In the Tomb with Jesus

April 11, 2020
Rev. Dr. David Breckenridge, Minister of Pastoral Care
Lectionary Readings: Job 14:1-14 or Lamentations 3:1-9, 19-24 • Psalm 31:1-4, 15-16  • 1 Peter 4:1-8  • Matthew 27:57-66 or John 19:38-42
Holy Week at RRCB



Throughout Holy Week, we have allowed some of those who were present to Jesus near the end to be our guides, as portrayed by Frederick Buechner in his book, Peculiar Treasures. We’ve had Mary Magdalene be our guide, and Mark the gospel writer to be our guide, and today, Holy Saturday, allow Peter to be our guide. Here’s a portion of Buechner’s description.

And then there were the things he did or failed to do, those final, miserable days just before the end. At their last supper, when Jesus started to wash the disciples’ feet, it was Peter who protested—“You wash my feet!”—and when Jesus explained that it showed how they were all part of each other and servants together, Peter said, “Lord, not my feet only but my hands and my head!” And he would probably have stripped down to the altogether if Jesus hadn’t stopped him in time. At that same sad meal, Jesus said he would have to be going soon, and because Peter didn’t get what he meant or couldn’t face it, he asked about it, and Jesus explained what he meant was that he was going where nobody on earth could follow him. Peter finally got the point then and asked why he couldn’t follow. “I’ll lay down my life for you,” he said, and then Jesus said to him the hardest thing Peter had ever heard him say. “Listen, listen,” he said, “the cock won’t crow till you’ve betrayed me three times”, and that’s the way it was, of course—Peter sitting out there in the High Priest’s courtyard keeping warm by the fire while, inside, the ghastly interrogation was in process, and then the girl coming up to ask him three times if he wasn’t one of them and his replying each time that he didn’t know what in God’s name she was talking about. And then the old cock’s wattle trembled scarlet as up over the horizon it squawked the rising sun, and the tears running down Peter’s face like rain down a rock.
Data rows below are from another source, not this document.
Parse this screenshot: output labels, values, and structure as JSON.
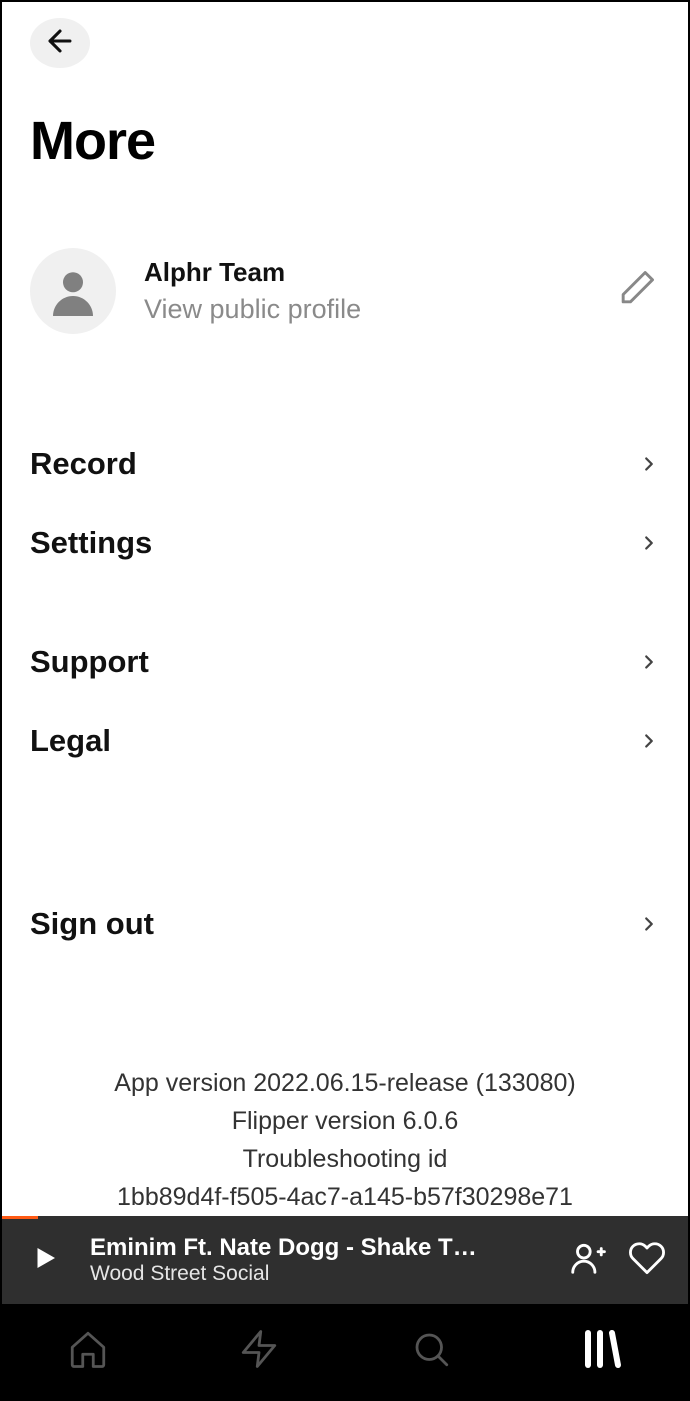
{
  "header": {
    "title": "More"
  },
  "profile": {
    "name": "Alphr Team",
    "subtitle": "View public profile"
  },
  "menu": {
    "record": "Record",
    "settings": "Settings",
    "support": "Support",
    "legal": "Legal",
    "signout": "Sign out"
  },
  "versions": {
    "line1": "App version 2022.06.15-release (133080)",
    "line2": "Flipper version 6.0.6",
    "line3": "Troubleshooting id",
    "line4": "1bb89d4f-f505-4ac7-a145-b57f30298e71"
  },
  "nowplaying": {
    "title": "Eminim Ft. Nate Dogg - Shake T…",
    "artist": "Wood Street Social"
  }
}
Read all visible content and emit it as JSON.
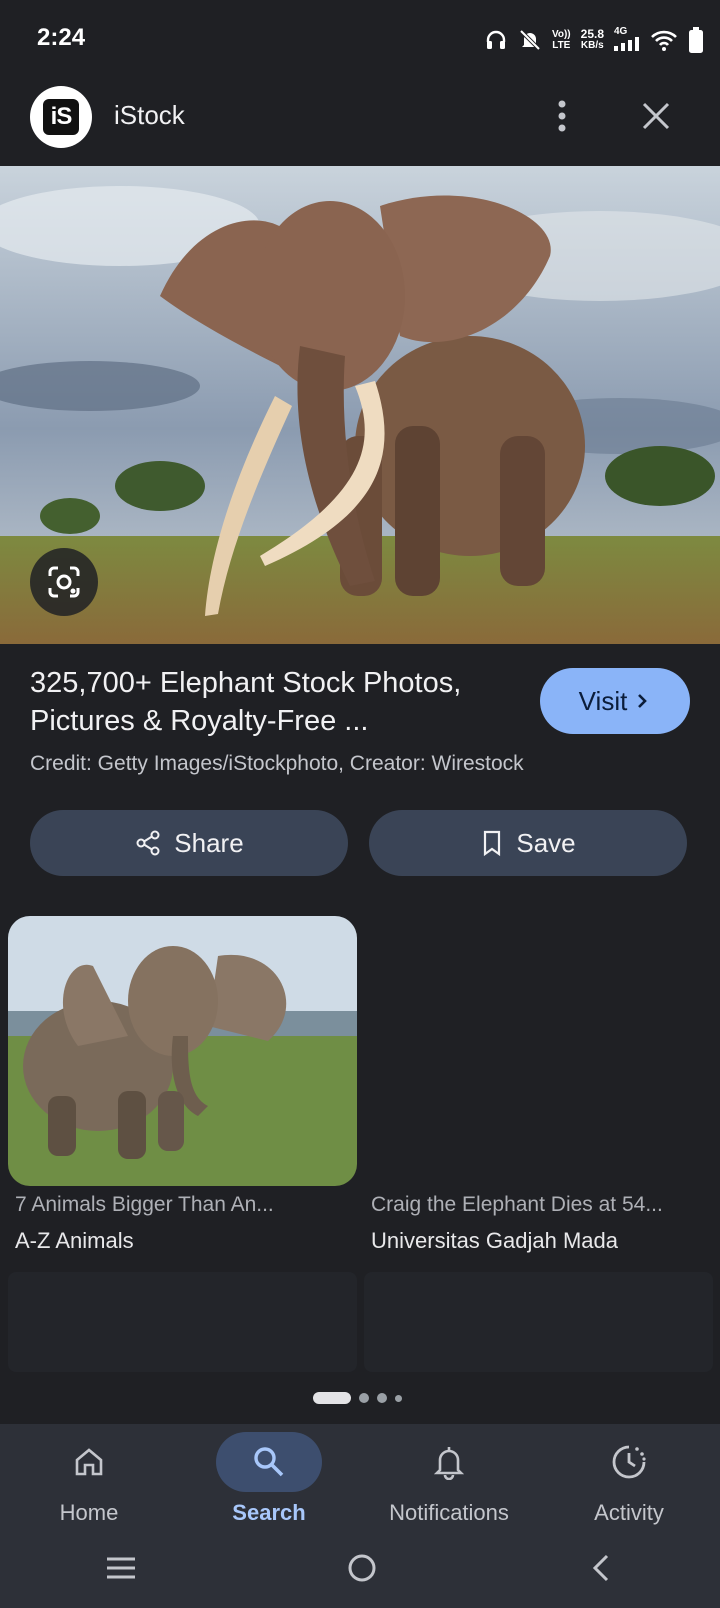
{
  "status_bar": {
    "time": "2:24",
    "volte_top": "Vo))",
    "volte_bottom": "LTE",
    "speed_value": "25.8",
    "speed_unit": "KB/s",
    "network": "4G"
  },
  "header": {
    "site_logo_text": "iS",
    "site_name": "iStock"
  },
  "result": {
    "title": "325,700+ Elephant Stock Photos, Pictures & Royalty-Free ...",
    "visit_label": "Visit",
    "credit": "Credit: Getty Images/iStockphoto, Creator: Wirestock",
    "share_label": "Share",
    "save_label": "Save"
  },
  "related": [
    {
      "title": "7 Animals Bigger Than An...",
      "source": "A-Z Animals"
    },
    {
      "title": "Craig the Elephant Dies at 54...",
      "source": "Universitas Gadjah Mada"
    }
  ],
  "bottom_nav": [
    {
      "label": "Home",
      "icon": "home-icon"
    },
    {
      "label": "Search",
      "icon": "search-icon",
      "active": true
    },
    {
      "label": "Notifications",
      "icon": "bell-icon"
    },
    {
      "label": "Activity",
      "icon": "activity-icon"
    }
  ],
  "colors": {
    "background": "#1f2024",
    "accent": "#8ab4f8",
    "pill": "#3a4456",
    "nav_bg": "#2d3038"
  }
}
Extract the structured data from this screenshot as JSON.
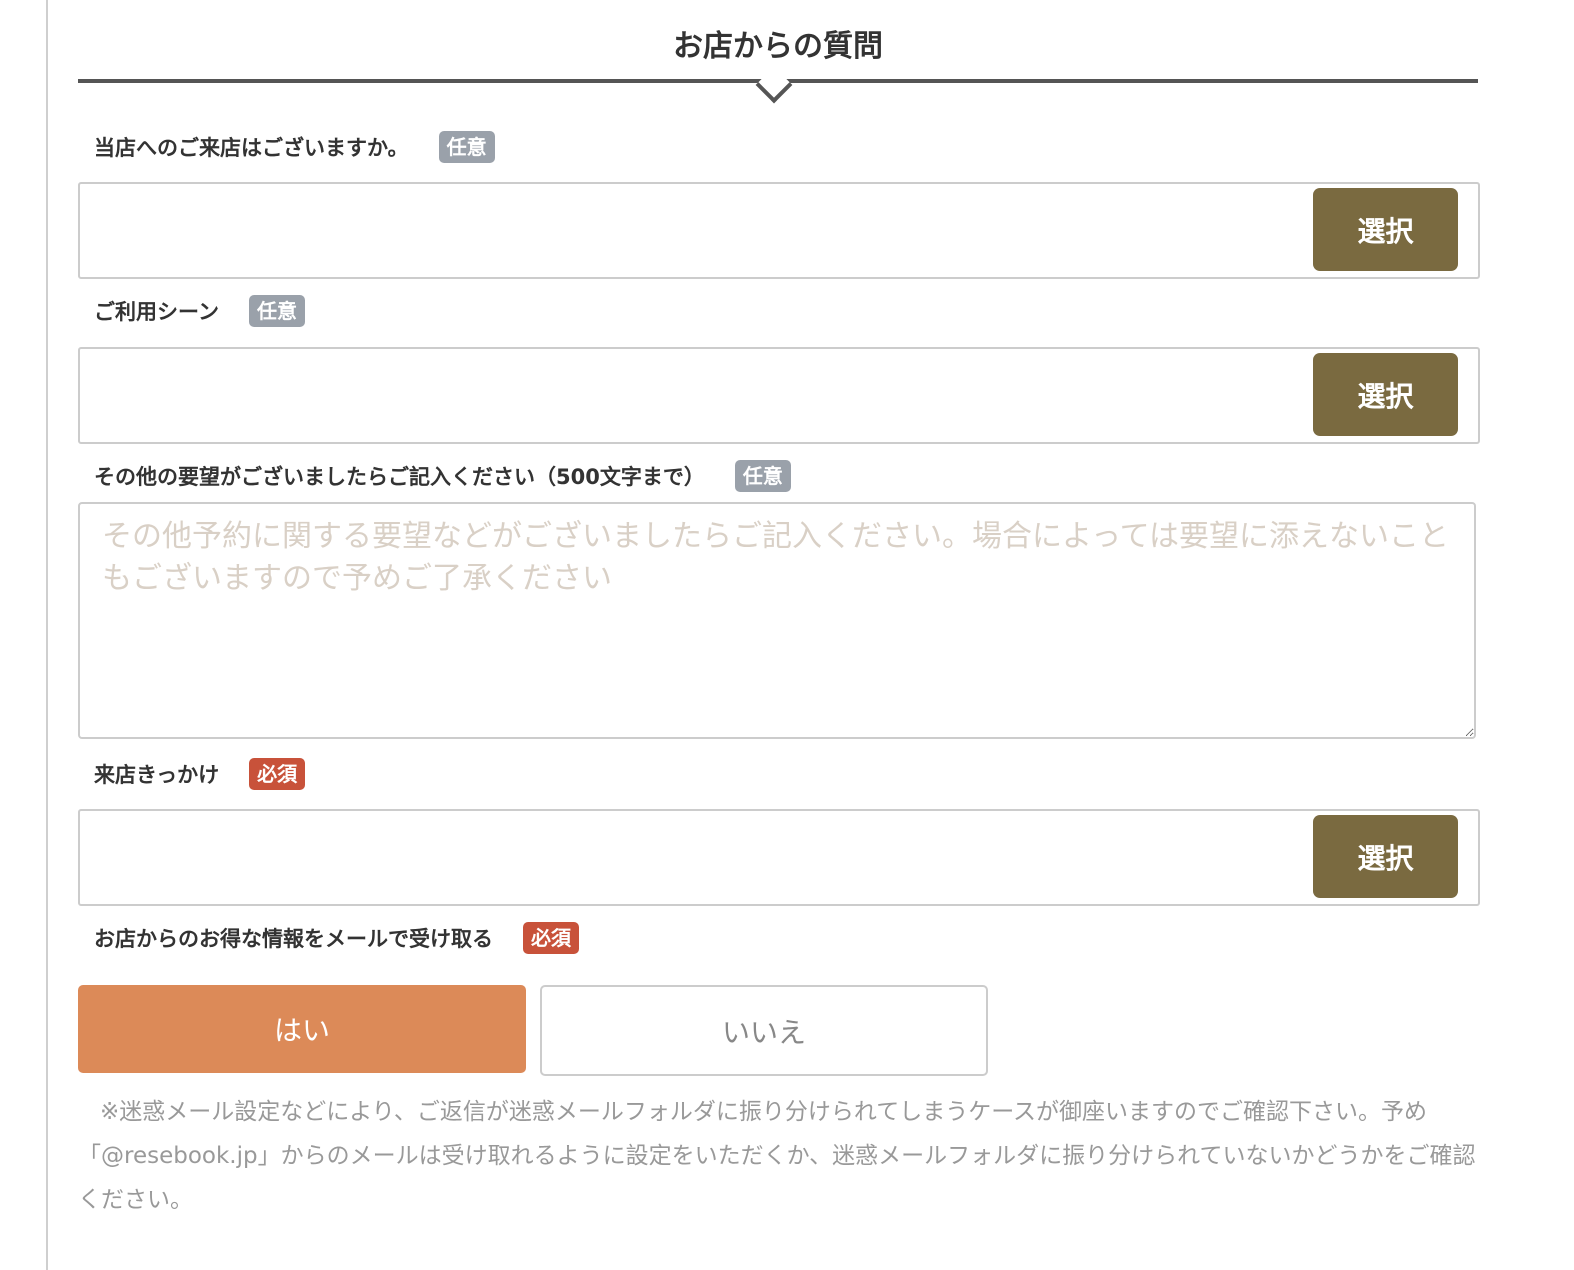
{
  "section": {
    "title": "お店からの質問"
  },
  "badges": {
    "optional": "任意",
    "required": "必須"
  },
  "fields": {
    "visit_history": {
      "label": "当店へのご来店はございますか。",
      "button": "選択"
    },
    "usage_scene": {
      "label": "ご利用シーン",
      "button": "選択"
    },
    "requests": {
      "label": "その他の要望がございましたらご記入ください（500文字まで）",
      "placeholder": "その他予約に関する要望などがございましたらご記入ください。場合によっては要望に添えないこともございますので予めご了承ください",
      "value": ""
    },
    "visit_reason": {
      "label": "来店きっかけ",
      "button": "選択"
    },
    "newsletter": {
      "label": "お店からのお得な情報をメールで受け取る",
      "yes": "はい",
      "no": "いいえ",
      "selected": "はい"
    }
  },
  "notice": "※迷惑メール設定などにより、ご返信が迷惑メールフォルダに振り分けられてしまうケースが御座いますのでご確認下さい。予め「@resebook.jp」からのメールは受け取れるように設定をいただくか、迷惑メールフォルダに振り分けられていないかどうかをご確認ください。",
  "colors": {
    "select_button": "#7a6a40",
    "yes_selected": "#dc8a58",
    "badge_optional": "#9aa1aa",
    "badge_required": "#c8523a"
  }
}
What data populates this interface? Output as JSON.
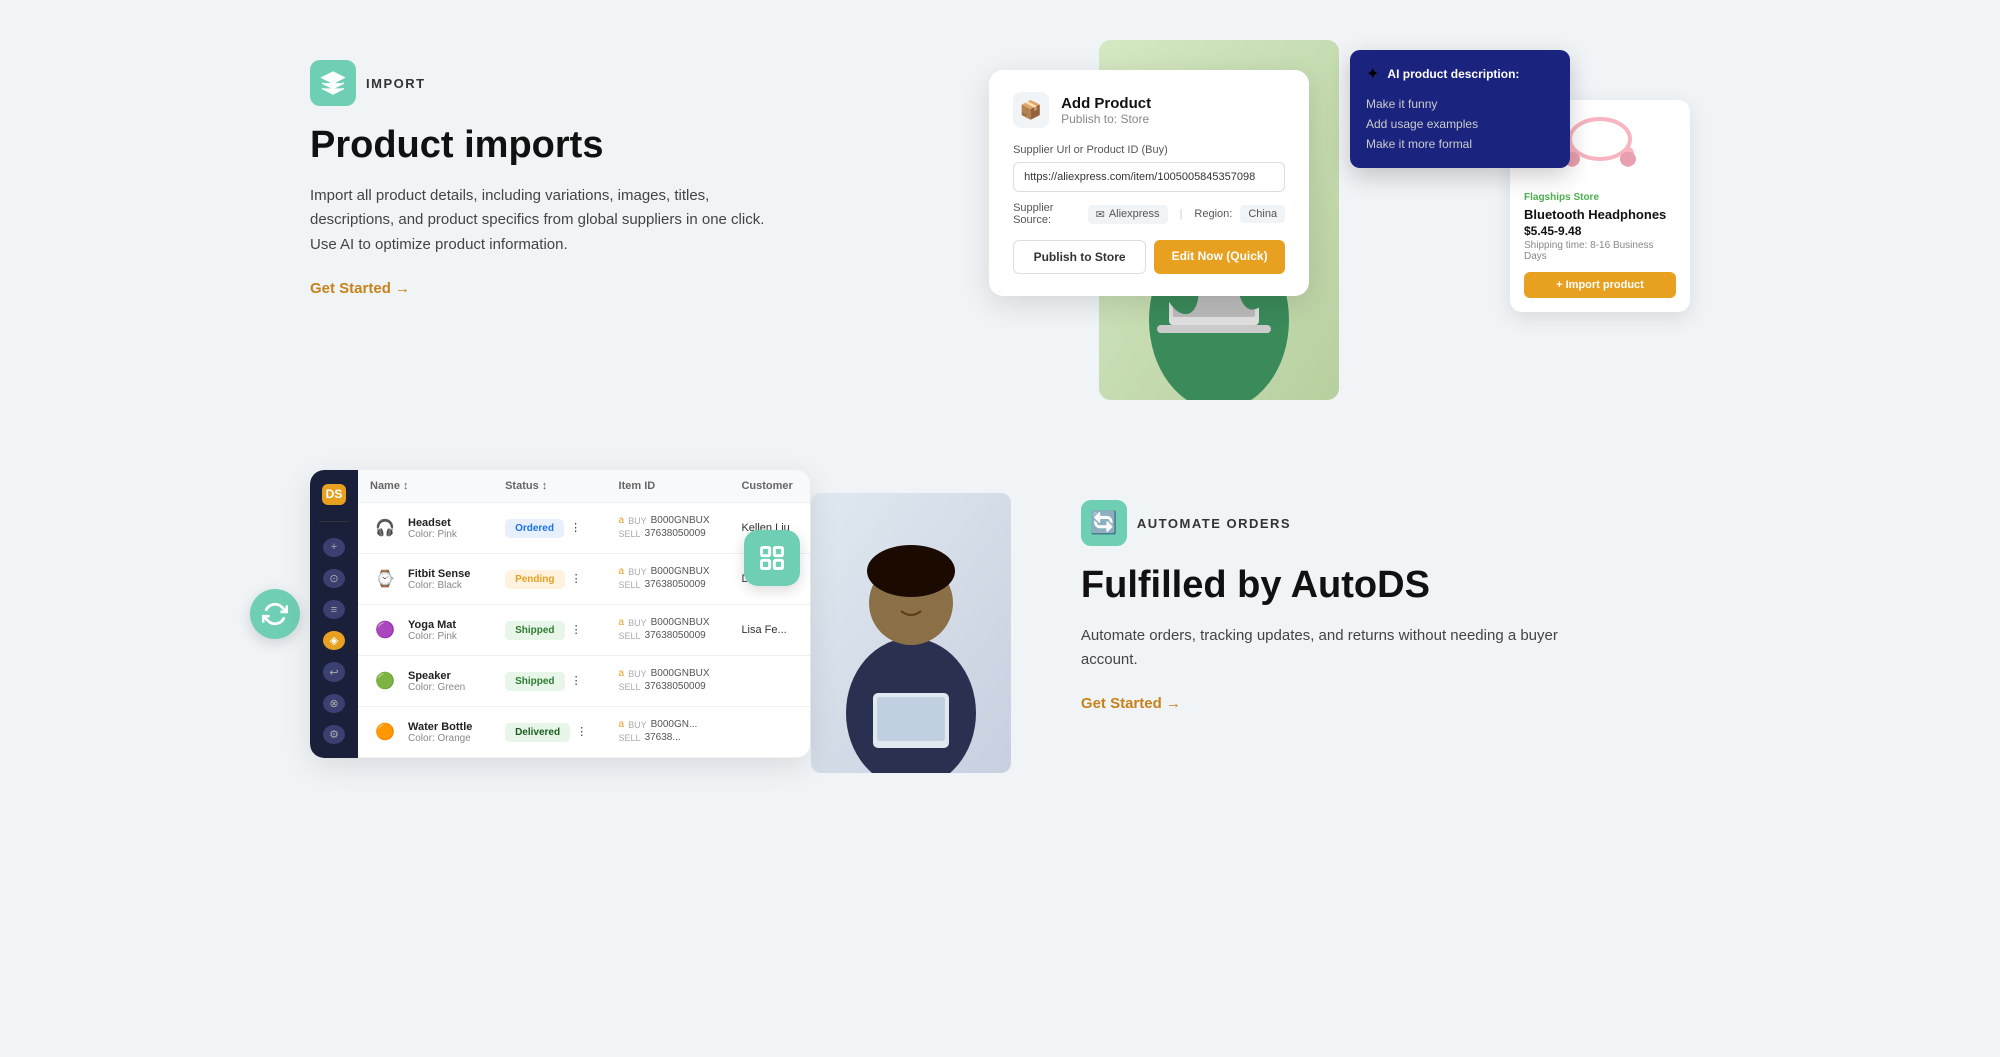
{
  "page": {
    "background": "#f0f4f7"
  },
  "top_left": {
    "badge_label": "IMPORT",
    "title": "Product imports",
    "description": "Import all product details, including variations, images, titles, descriptions, and product specifics from global suppliers in one click. Use AI to optimize product information.",
    "get_started": "Get Started →"
  },
  "product_ui": {
    "title": "Add Product",
    "subtitle": "Publish to: Store",
    "input_label": "Supplier Url or Product ID (Buy)",
    "input_value": "https://aliexpress.com/item/1005005845357098",
    "supplier_label": "Supplier Source:",
    "supplier_name": "Aliexpress",
    "region_label": "Region:",
    "region_value": "China",
    "btn_publish": "Publish to Store",
    "btn_edit": "Edit Now (Quick)"
  },
  "ai_dropdown": {
    "title": "AI product description:",
    "options": [
      "Make it funny",
      "Add usage examples",
      "Make it more formal"
    ]
  },
  "product_card": {
    "store": "Flagships Store",
    "name": "Bluetooth Headphones",
    "price": "$5.45-9.48",
    "shipping": "Shipping time: 8-16 Business Days",
    "btn_import": "+ Import product"
  },
  "bottom_left": {
    "table": {
      "columns": [
        "Name",
        "Status",
        "Item ID",
        "Customer"
      ],
      "rows": [
        {
          "name": "Headset",
          "variant": "Color: Pink",
          "status": "Ordered",
          "status_type": "ordered",
          "buy_id": "B000GNBUX",
          "sell_id": "37638050009",
          "customer": "Kellen Liu",
          "emoji": "🎧"
        },
        {
          "name": "Fitbit Sense",
          "variant": "Color: Black",
          "status": "Pending",
          "status_type": "pending",
          "buy_id": "B000GNBUX",
          "sell_id": "37638050009",
          "customer": "De...",
          "emoji": "⌚"
        },
        {
          "name": "Yoga Mat",
          "variant": "Color: Pink",
          "status": "Shipped",
          "status_type": "shipped",
          "buy_id": "B000GNBUX",
          "sell_id": "37638050009",
          "customer": "Lisa Fe...",
          "emoji": "🟣"
        },
        {
          "name": "Speaker",
          "variant": "Color: Green",
          "status": "Shipped",
          "status_type": "shipped",
          "buy_id": "B000GNBUX",
          "sell_id": "37638050009",
          "customer": "",
          "emoji": "🟢"
        },
        {
          "name": "Water Bottle",
          "variant": "Color: Orange",
          "status": "Delivered",
          "status_type": "delivered",
          "buy_id": "B000GN...",
          "sell_id": "37638...",
          "customer": "",
          "emoji": "🟠"
        }
      ]
    }
  },
  "bottom_right": {
    "badge_label": "AUTOMATE ORDERS",
    "title": "Fulfilled by AutoDS",
    "description": "Automate orders, tracking updates, and returns without needing a buyer account.",
    "get_started": "Get Started →"
  }
}
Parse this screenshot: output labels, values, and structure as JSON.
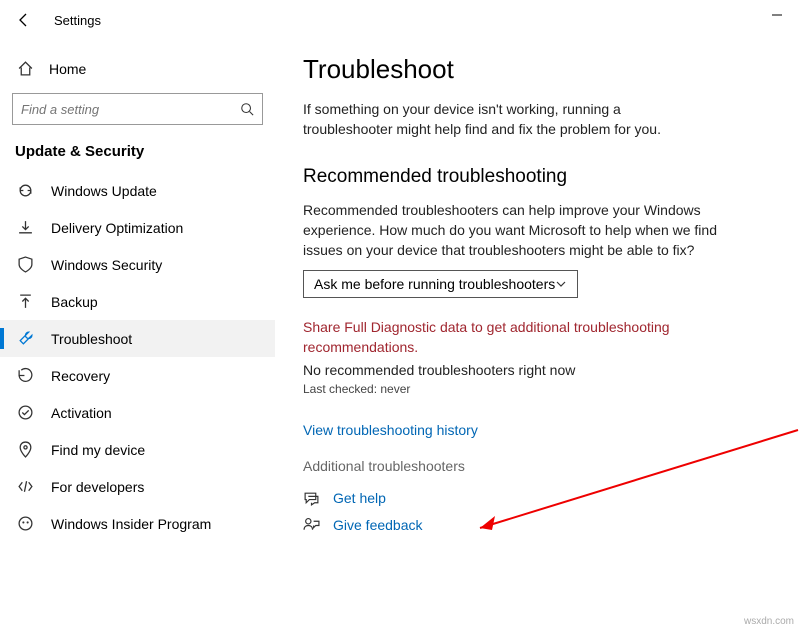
{
  "titlebar": {
    "title": "Settings"
  },
  "sidebar": {
    "home": "Home",
    "search_placeholder": "Find a setting",
    "section": "Update & Security",
    "items": [
      {
        "label": "Windows Update"
      },
      {
        "label": "Delivery Optimization"
      },
      {
        "label": "Windows Security"
      },
      {
        "label": "Backup"
      },
      {
        "label": "Troubleshoot"
      },
      {
        "label": "Recovery"
      },
      {
        "label": "Activation"
      },
      {
        "label": "Find my device"
      },
      {
        "label": "For developers"
      },
      {
        "label": "Windows Insider Program"
      }
    ]
  },
  "main": {
    "title": "Troubleshoot",
    "intro": "If something on your device isn't working, running a troubleshooter might help find and fix the problem for you.",
    "recommended": {
      "title": "Recommended troubleshooting",
      "desc": "Recommended troubleshooters can help improve your Windows experience. How much do you want Microsoft to help when we find issues on your device that troubleshooters might be able to fix?",
      "dropdown_value": "Ask me before running troubleshooters",
      "warn": "Share Full Diagnostic data to get additional troubleshooting recommendations.",
      "status": "No recommended troubleshooters right now",
      "last_checked": "Last checked: never"
    },
    "history_link": "View troubleshooting history",
    "additional": "Additional troubleshooters",
    "help": {
      "get_help": "Get help",
      "feedback": "Give feedback"
    }
  },
  "watermark": "wsxdn.com"
}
While John places himself at the foot of the cross, and James and John are described as being with Jesus in Gethsemane…When it comes to the Passion week, the spotlight, so far as disciples are concerned, falls on two of them: Judas and Peter. Judas is, of course, the one who betrays Jesus, supposedly for 30 pieces of silver, and almost immediately regrets his decision and commits suicide. If this betrayal of Jesus is indeed true, it would be most bazar to leave this portion of the story out. It’s rather essential. And we, at least the very human part of us, need for it to be there. For we need a villain. We need someone to (conveniently) blame. We need to pin this on someone. Only Judas is not alone. The other disciples are there, too, or at least somewhere, even Peter. And while Judas probably would have been voted most likely to betray Jesus (if there was such a category in the disciple’s yearbook) Peter would have probably been voted most faithful. He claims as much. Does he not? “Why, Jesus, I’ll die for you” And in the garden, while he showed he was anything but a trained fighter, he did pull a sword and do something; even if he only managed to cut off an ear, and that of an unfortunate servant. But then, there’s this denial, his denial. I love Buechner’s description of him crying like rain on a rock. Buechner is making a little play on words here. Peter-Petra-the rock. But it’s also a very apt description; because I’m sure Peter did cry. I’m sure it crushed him, his own betrayal of Jesus. It crushes us, too; for we need Peter not to bend, not to break. We need Peter to be who he wished he was and who we wish we were too—ever faithful, ever loyal, never betraying, never denying. Yes, if Judas represents us at our worst, Peter represents us at our best; and yet, he still falls short. We still fall short. We compromise. We concede. We rationalize. Yes, Peter’s denial, repeated three times for good measure, reminds us that even at our best, we too fail, reminds us that even at our best we are no better than the worst; and that all of us, all of us, are in need of the grace Jesus offered from the cross.

Now then, as we all know, Judas and Peter met different ends. Judas, in his guilt and grief, gives up on himself, and on the possibility that God’s grace could indeed forgive him. Peter, though…well, he could have done the same. I think that he could have; for I believe those tears were real. But instead of hanging himself, Peter hung in there. He gave grace a chance to find him and redeem him; and, as we all know, he went on to be the leading figures in the early church.

So the lessons Peter seeks to teach us during Holy Week are at least twofold. It calls us to face up to our faults, our failings; to our propensity we have to deny, to betray, to compromise when the going gets tough; the need we all have, even at our best, for grace. But then it also calls us to trust that grace, to trust that it has been, is, and will be enough, sufficient, for us and for all.

It’s Holy Saturday, dear friends. The lilies are not yet in the Sanctuary. We are not yet shouting our Hallelujah’s. We are with Jesus in the tomb, separated, isolated. But even now these truths remain, even now, that grace is sufficient. Blessings. See you tomorrow. Amen.